In your answer, print each of the records below exactly.
#####
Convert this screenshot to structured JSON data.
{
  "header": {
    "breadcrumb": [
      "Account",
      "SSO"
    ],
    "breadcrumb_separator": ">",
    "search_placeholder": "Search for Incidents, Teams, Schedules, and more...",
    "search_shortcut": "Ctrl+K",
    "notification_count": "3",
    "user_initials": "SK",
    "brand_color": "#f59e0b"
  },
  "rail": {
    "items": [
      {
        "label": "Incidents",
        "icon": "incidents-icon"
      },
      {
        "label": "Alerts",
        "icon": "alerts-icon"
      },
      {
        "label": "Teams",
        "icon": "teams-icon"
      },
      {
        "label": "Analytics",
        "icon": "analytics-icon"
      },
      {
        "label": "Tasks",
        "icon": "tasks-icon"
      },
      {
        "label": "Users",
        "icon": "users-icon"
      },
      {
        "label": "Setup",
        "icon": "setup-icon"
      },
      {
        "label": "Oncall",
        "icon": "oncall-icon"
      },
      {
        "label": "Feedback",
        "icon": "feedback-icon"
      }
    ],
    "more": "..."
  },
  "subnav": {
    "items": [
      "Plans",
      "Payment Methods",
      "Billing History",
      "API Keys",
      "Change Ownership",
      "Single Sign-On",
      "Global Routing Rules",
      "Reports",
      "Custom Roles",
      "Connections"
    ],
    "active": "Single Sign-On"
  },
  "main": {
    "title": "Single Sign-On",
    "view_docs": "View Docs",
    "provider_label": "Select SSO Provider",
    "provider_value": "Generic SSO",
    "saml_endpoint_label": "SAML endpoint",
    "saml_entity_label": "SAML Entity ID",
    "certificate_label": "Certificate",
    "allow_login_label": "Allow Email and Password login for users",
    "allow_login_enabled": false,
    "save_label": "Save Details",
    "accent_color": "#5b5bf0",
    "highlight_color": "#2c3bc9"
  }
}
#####
ANSWER FOR THE TASK.
Convert this screenshot to structured JSON data.
{
  "header": {
    "breadcrumb": [
      "Account",
      "SSO"
    ],
    "breadcrumb_separator": ">",
    "search_placeholder": "Search for Incidents, Teams, Schedules, and more...",
    "search_shortcut": "Ctrl+K",
    "notification_count": "3",
    "user_initials": "SK",
    "brand_color": "#f59e0b"
  },
  "rail": {
    "items": [
      {
        "label": "Incidents",
        "icon": "incidents-icon"
      },
      {
        "label": "Alerts",
        "icon": "alerts-icon"
      },
      {
        "label": "Teams",
        "icon": "teams-icon"
      },
      {
        "label": "Analytics",
        "icon": "analytics-icon"
      },
      {
        "label": "Tasks",
        "icon": "tasks-icon"
      },
      {
        "label": "Users",
        "icon": "users-icon"
      },
      {
        "label": "Setup",
        "icon": "setup-icon"
      },
      {
        "label": "Oncall",
        "icon": "oncall-icon"
      },
      {
        "label": "Feedback",
        "icon": "feedback-icon"
      }
    ],
    "more": "..."
  },
  "subnav": {
    "items": [
      "Plans",
      "Payment Methods",
      "Billing History",
      "API Keys",
      "Change Ownership",
      "Single Sign-On",
      "Global Routing Rules",
      "Reports",
      "Custom Roles",
      "Connections"
    ],
    "active": "Single Sign-On"
  },
  "main": {
    "title": "Single Sign-On",
    "view_docs": "View Docs",
    "provider_label": "Select SSO Provider",
    "provider_value": "Generic SSO",
    "saml_endpoint_label": "SAML endpoint",
    "saml_entity_label": "SAML Entity ID",
    "certificate_label": "Certificate",
    "allow_login_label": "Allow Email and Password login for users",
    "allow_login_enabled": false,
    "save_label": "Save Details",
    "accent_color": "#5b5bf0",
    "highlight_color": "#2c3bc9"
  }
}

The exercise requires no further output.